Energy cost is an important issue for developing countries. Imports of coal and petroleum products pose a serious threat to BoP and competitiveness. It is not easy to regulate the surge in demand for electricity, and the megatrends of urbanisation, mobility, digitisation are energy-intensive. So, governments focus on what can be managed—finding the most affordable ways to supply it. In the past, the considerations of geopolitical risk and energy security swayed policymakers’ decisions to set up power plants on own territory. It was not a smart move to give an unfriendly neighbour the means to switch off lights. This has grown less relevant with sufficient home-grown capacity and with the subcontinent getting more globalised with the consequent need of ready and affordable power to run their factories and supply chain.

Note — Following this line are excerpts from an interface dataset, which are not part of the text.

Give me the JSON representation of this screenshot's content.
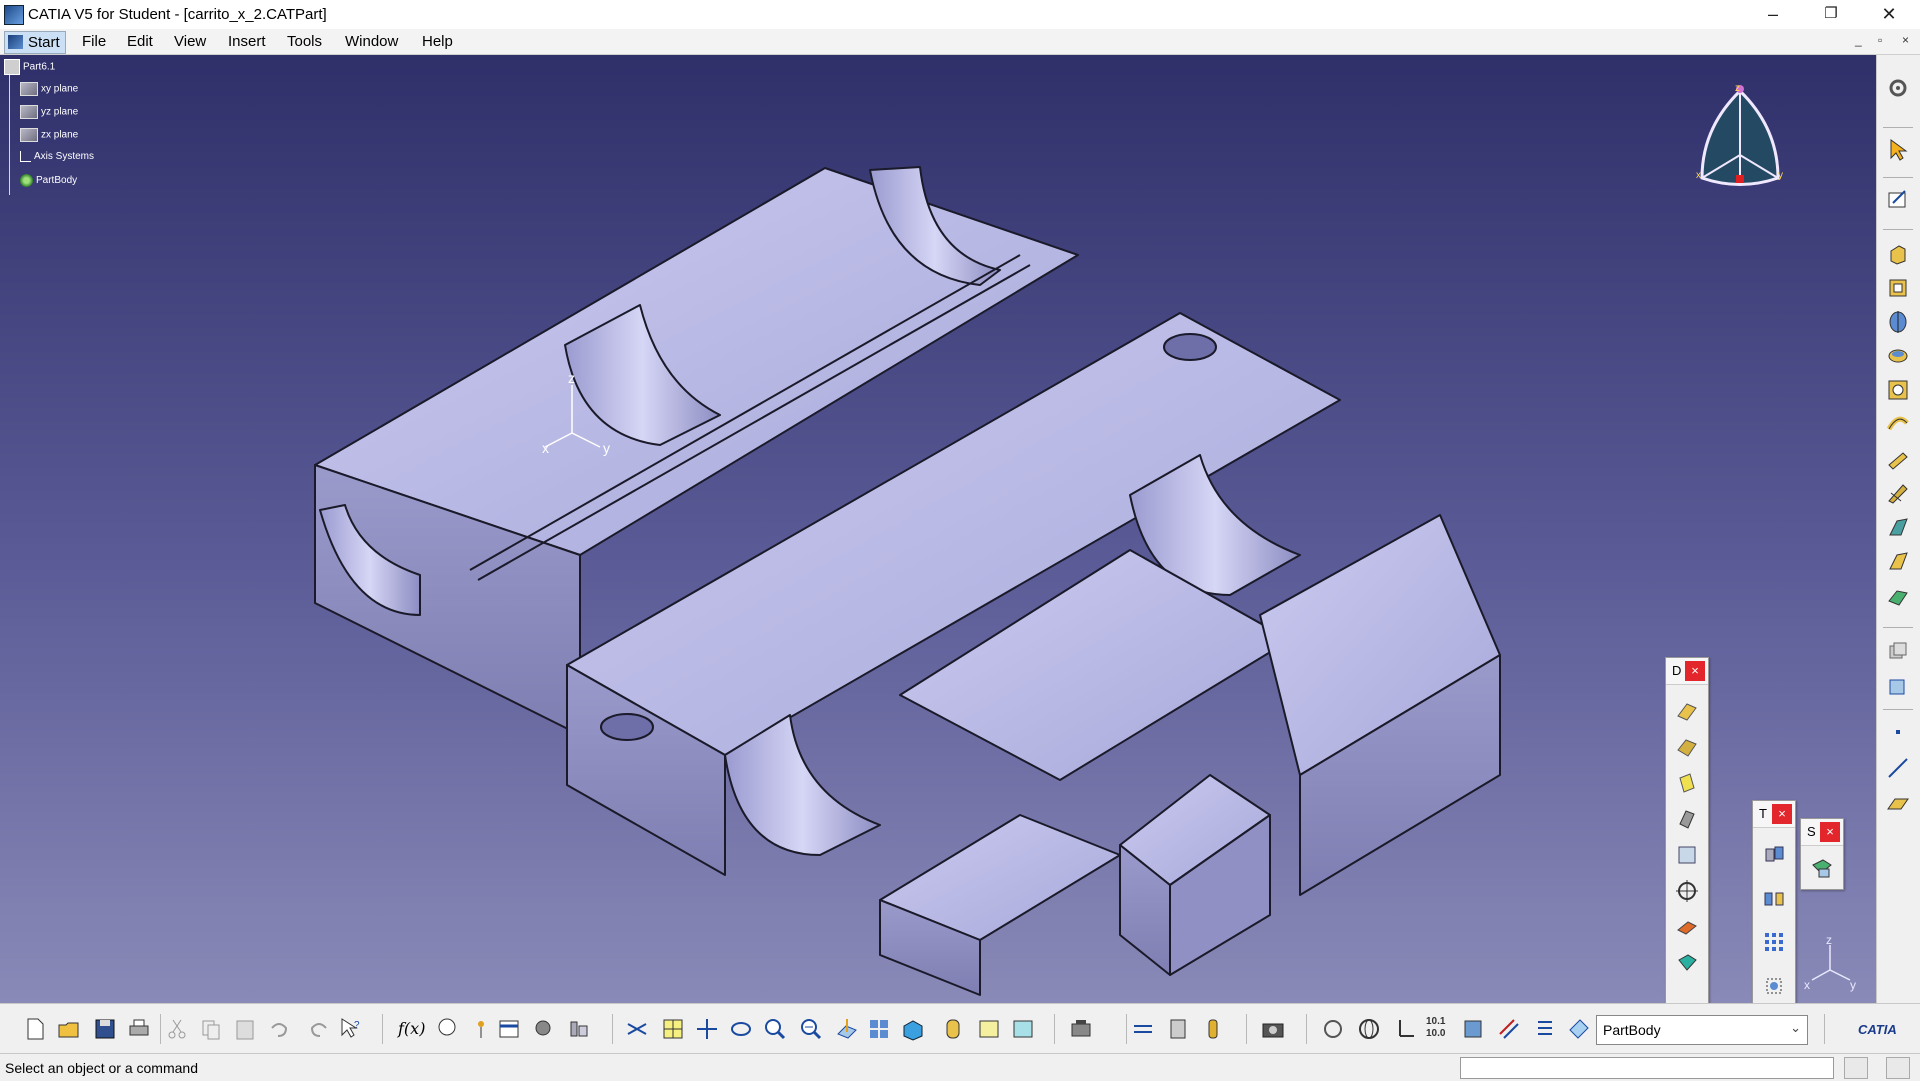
{
  "window": {
    "title": "CATIA V5 for Student - [carrito_x_2.CATPart]",
    "minimize_glyph": "–",
    "restore_glyph": "❐",
    "close_glyph": "✕"
  },
  "menu": {
    "items": [
      "Start",
      "File",
      "Edit",
      "View",
      "Insert",
      "Tools",
      "Window",
      "Help"
    ],
    "mdi_buttons": [
      "_",
      "▫",
      "×"
    ]
  },
  "tree": {
    "root": "Part6.1",
    "nodes": [
      "xy plane",
      "yz plane",
      "zx plane",
      "Axis Systems",
      "PartBody"
    ]
  },
  "viewport": {
    "axis_labels": [
      "x",
      "y",
      "z"
    ],
    "compass_labels": [
      "z",
      "x",
      "y"
    ]
  },
  "floating_toolbars": [
    {
      "letter": "D",
      "close": "×"
    },
    {
      "letter": "T",
      "close": "×"
    },
    {
      "letter": "S",
      "close": "×"
    }
  ],
  "bottom_toolbar": {
    "body_select_value": "PartBody",
    "fx_label": "f(x)",
    "brand": "CATIA"
  },
  "status": {
    "message": "Select an object or a command"
  },
  "colors": {
    "part_face_light": "#c6c6ee",
    "part_face_mid": "#a9a9d8",
    "part_face_dark": "#8484b8",
    "edge": "#1a1a2a",
    "close_red": "#e3262b"
  },
  "icons": [
    "catia-app-icon",
    "settings-icon",
    "select-arrow-icon",
    "sketcher-icon",
    "pad-icon",
    "pocket-icon",
    "shaft-icon",
    "groove-icon",
    "hole-icon",
    "rib-icon",
    "slot-icon",
    "stiffener-icon",
    "loft-icon",
    "point-icon",
    "line-icon",
    "plane-icon",
    "new-icon",
    "open-icon",
    "save-icon",
    "print-icon",
    "cut-icon",
    "copy-icon",
    "paste-icon",
    "undo-icon",
    "redo-icon",
    "help-icon",
    "formula-icon",
    "zoom-in-icon",
    "zoom-out-icon",
    "pan-icon",
    "rotate-icon",
    "fit-all-icon",
    "normal-view-icon",
    "iso-view-icon",
    "capture-icon",
    "chevron-down-icon"
  ]
}
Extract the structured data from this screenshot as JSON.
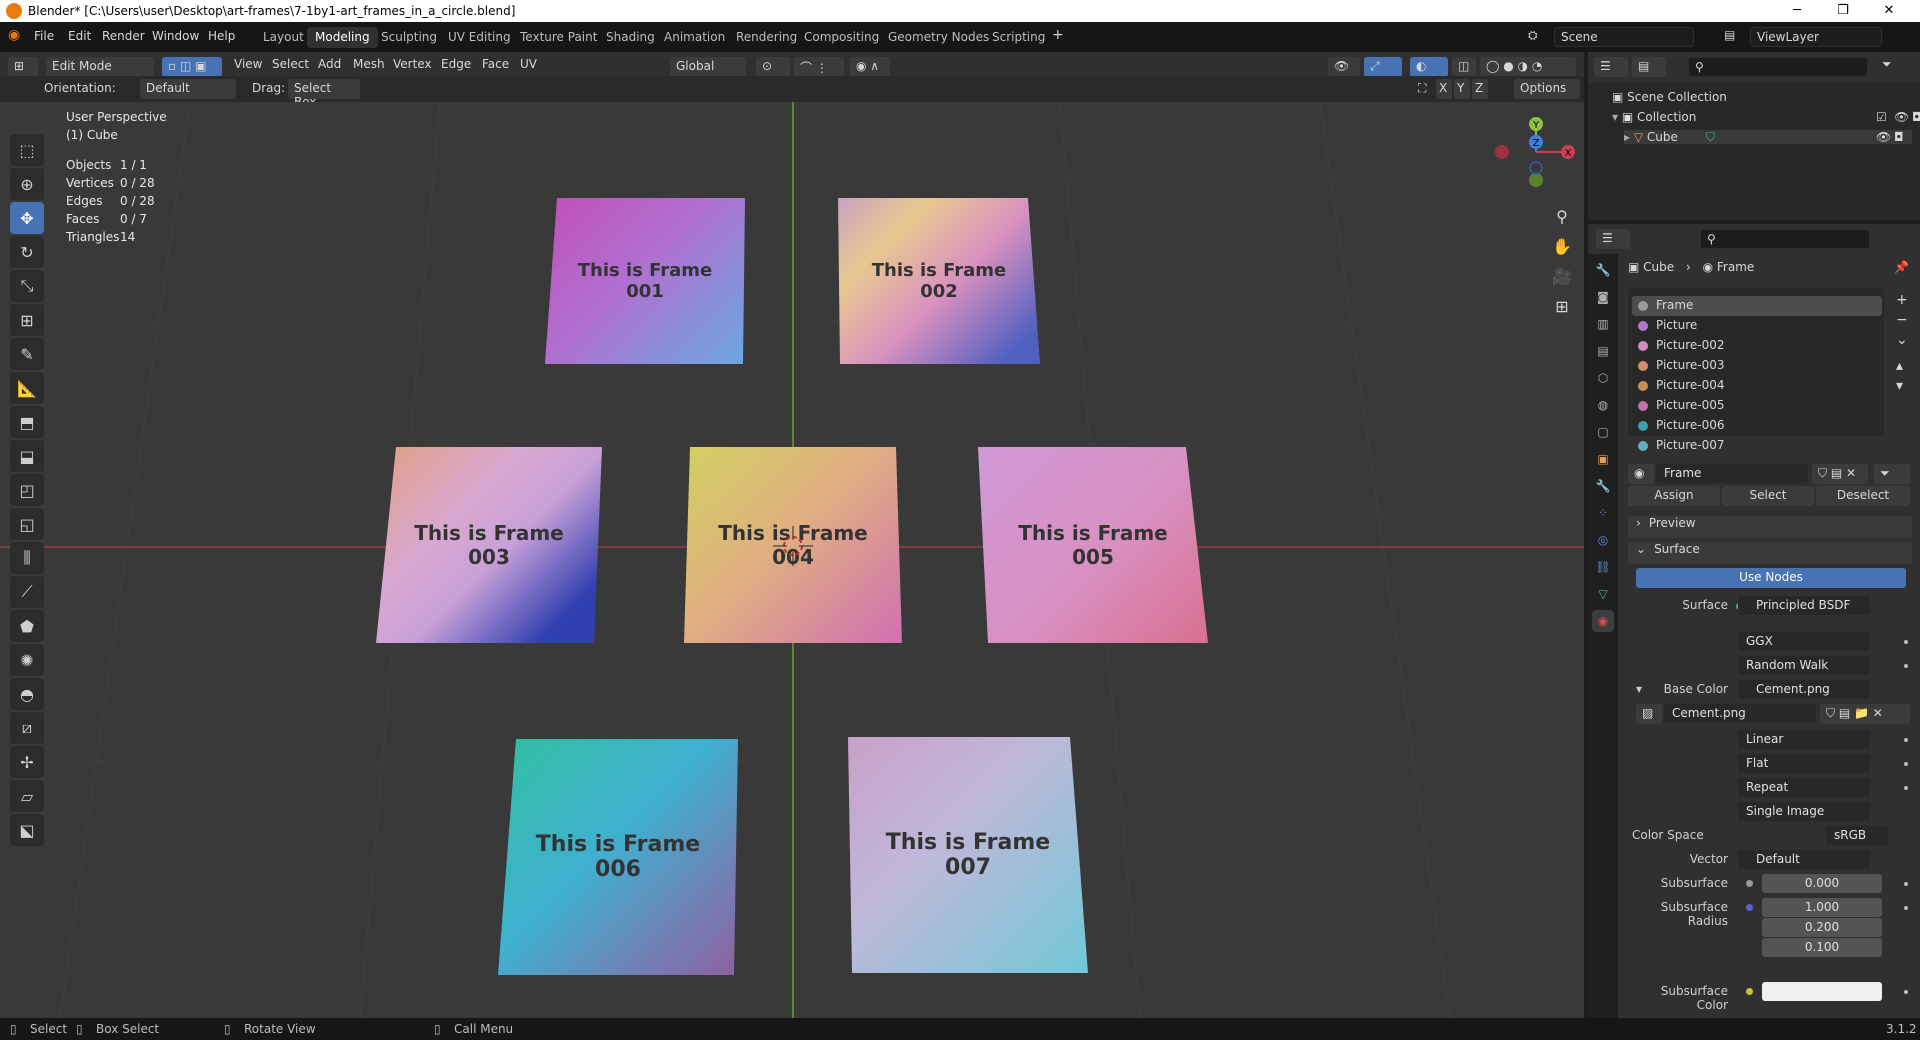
{
  "window": {
    "title": "Blender* [C:\\Users\\user\\Desktop\\art-frames\\7-1by1-art_frames_in_a_circle.blend]"
  },
  "menu": {
    "file": "File",
    "edit": "Edit",
    "render": "Render",
    "window": "Window",
    "help": "Help"
  },
  "workspaces": [
    "Layout",
    "Modeling",
    "Sculpting",
    "UV Editing",
    "Texture Paint",
    "Shading",
    "Animation",
    "Rendering",
    "Compositing",
    "Geometry Nodes",
    "Scripting"
  ],
  "active_workspace": "Modeling",
  "scene": "Scene",
  "view_layer": "ViewLayer",
  "header": {
    "mode": "Edit Mode",
    "view": "View",
    "select": "Select",
    "add": "Add",
    "mesh": "Mesh",
    "vertex": "Vertex",
    "edge": "Edge",
    "face": "Face",
    "uv": "UV",
    "transform": "Global",
    "orientation_label": "Orientation:",
    "orientation": "Default",
    "drag_label": "Drag:",
    "drag": "Select Box",
    "axis_x": "X",
    "axis_y": "Y",
    "axis_z": "Z",
    "options": "Options"
  },
  "viewport": {
    "perspective": "User Perspective",
    "object": "(1) Cube",
    "stats": [
      {
        "label": "Objects",
        "value": "1 / 1"
      },
      {
        "label": "Vertices",
        "value": "0 / 28"
      },
      {
        "label": "Edges",
        "value": "0 / 28"
      },
      {
        "label": "Faces",
        "value": "0 / 7"
      },
      {
        "label": "Triangles",
        "value": "14"
      }
    ],
    "frames": [
      {
        "line1": "This is Frame",
        "line2": "001"
      },
      {
        "line1": "This is Frame",
        "line2": "002"
      },
      {
        "line1": "This is Frame",
        "line2": "003"
      },
      {
        "line1": "This is Frame",
        "line2": "004"
      },
      {
        "line1": "This is Frame",
        "line2": "005"
      },
      {
        "line1": "This is Frame",
        "line2": "006"
      },
      {
        "line1": "This is Frame",
        "line2": "007"
      }
    ],
    "gizmo": {
      "x": "X",
      "y": "Y",
      "z": "Z"
    }
  },
  "outliner": {
    "scene_collection": "Scene Collection",
    "collection": "Collection",
    "object": "Cube"
  },
  "properties": {
    "breadcrumb_object": "Cube",
    "breadcrumb_material": "Frame",
    "materials": [
      {
        "name": "Frame",
        "color": "#9a9a9a"
      },
      {
        "name": "Picture",
        "color": "#b07ad0"
      },
      {
        "name": "Picture-002",
        "color": "#d08ac0"
      },
      {
        "name": "Picture-003",
        "color": "#d09070"
      },
      {
        "name": "Picture-004",
        "color": "#c89050"
      },
      {
        "name": "Picture-005",
        "color": "#c070b0"
      },
      {
        "name": "Picture-006",
        "color": "#40a0b0"
      },
      {
        "name": "Picture-007",
        "color": "#60b0c0"
      }
    ],
    "material_name": "Frame",
    "assign": "Assign",
    "select": "Select",
    "deselect": "Deselect",
    "preview": "Preview",
    "surface_panel": "Surface",
    "use_nodes": "Use Nodes",
    "surface_label": "Surface",
    "surface_value": "Principled BSDF",
    "distribution": "GGX",
    "subsurface_method": "Random Walk",
    "base_color_label": "Base Color",
    "base_color_value": "Cement.png",
    "image_name": "Cement.png",
    "interpolation": "Linear",
    "projection": "Flat",
    "extension": "Repeat",
    "source": "Single Image",
    "color_space_label": "Color Space",
    "color_space": "sRGB",
    "vector_label": "Vector",
    "vector_value": "Default",
    "subsurface_label": "Subsurface",
    "subsurface_value": "0.000",
    "subsurface_radius_label": "Subsurface Radius",
    "subsurface_radius": [
      "1.000",
      "0.200",
      "0.100"
    ],
    "subsurface_color_label": "Subsurface Color"
  },
  "statusbar": {
    "select": "Select",
    "box_select": "Box Select",
    "rotate_view": "Rotate View",
    "call_menu": "Call Menu",
    "version": "3.1.2"
  },
  "colors": {
    "accent": "#4772b3",
    "x_axis": "#d04050",
    "y_axis": "#8cc040",
    "z_axis": "#4080e0"
  }
}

Private participation could be the surprise differentiator. State-owned companies dominate power flows over transnational grids in the developing world. In our case, however, the restrictions on using linkage coal and higher uncommitted capacity in the private sector could see them embrace cross-border trade more readily. So, we are more likely to transcend geopolitics and focus on getting the core technical and regulatory protocols right for power trade.
It can be a game changer. Cross-border networks are hard to establish (constructing new lines, agreeing on dispatch procedures, synchronising grid frequency), but they are long lasting and promote regional cooperation. The benefits from resource sharing are plenty. As Bangladesh’s power minister noted, they run a surplus in the winters when Nepal goes through a lean season, giving them an opportunity to export power. This complementarity of demand curves means both countries get to use their generating assets more efficiently. Such opportunities exist within a regular day, too. The peak demand of an urbanising India is growing faster than average demand, and is best met by imports from Bhutanese hydro plants, where the system peaks hours earlier.
The diversification of energy sources offers a solution to certain pressing challenges. The rapid expansion of renewable energy and household electrification, which heightened the risks of curtailment and decline in quality of supply, can be mitigated by integrating Bhutan and Nepal hydro plants with our grid. This is more environment friendly than our current ancillary market dominated by coal-fired power plants. IPPs are keen, too, to mitigate regulatory and commercial risks by selling to diversified markets.
Developed markets (Nordic, the UK, Canada-US) trade in large volumes of energy to take advantage of lower costs of production and mutual diversification to improve efficiency of their energy sectors. The new regulations for cross-border power trade offer hope that South Asia can do this, too. The future step, to plug into the ASEAN regional grid allowing power flows to the growing markets of Myanmar, Thailand and Vietnam, will, then, be an easier one.
The author is leader, Energy, Utilities and Mining, PwC India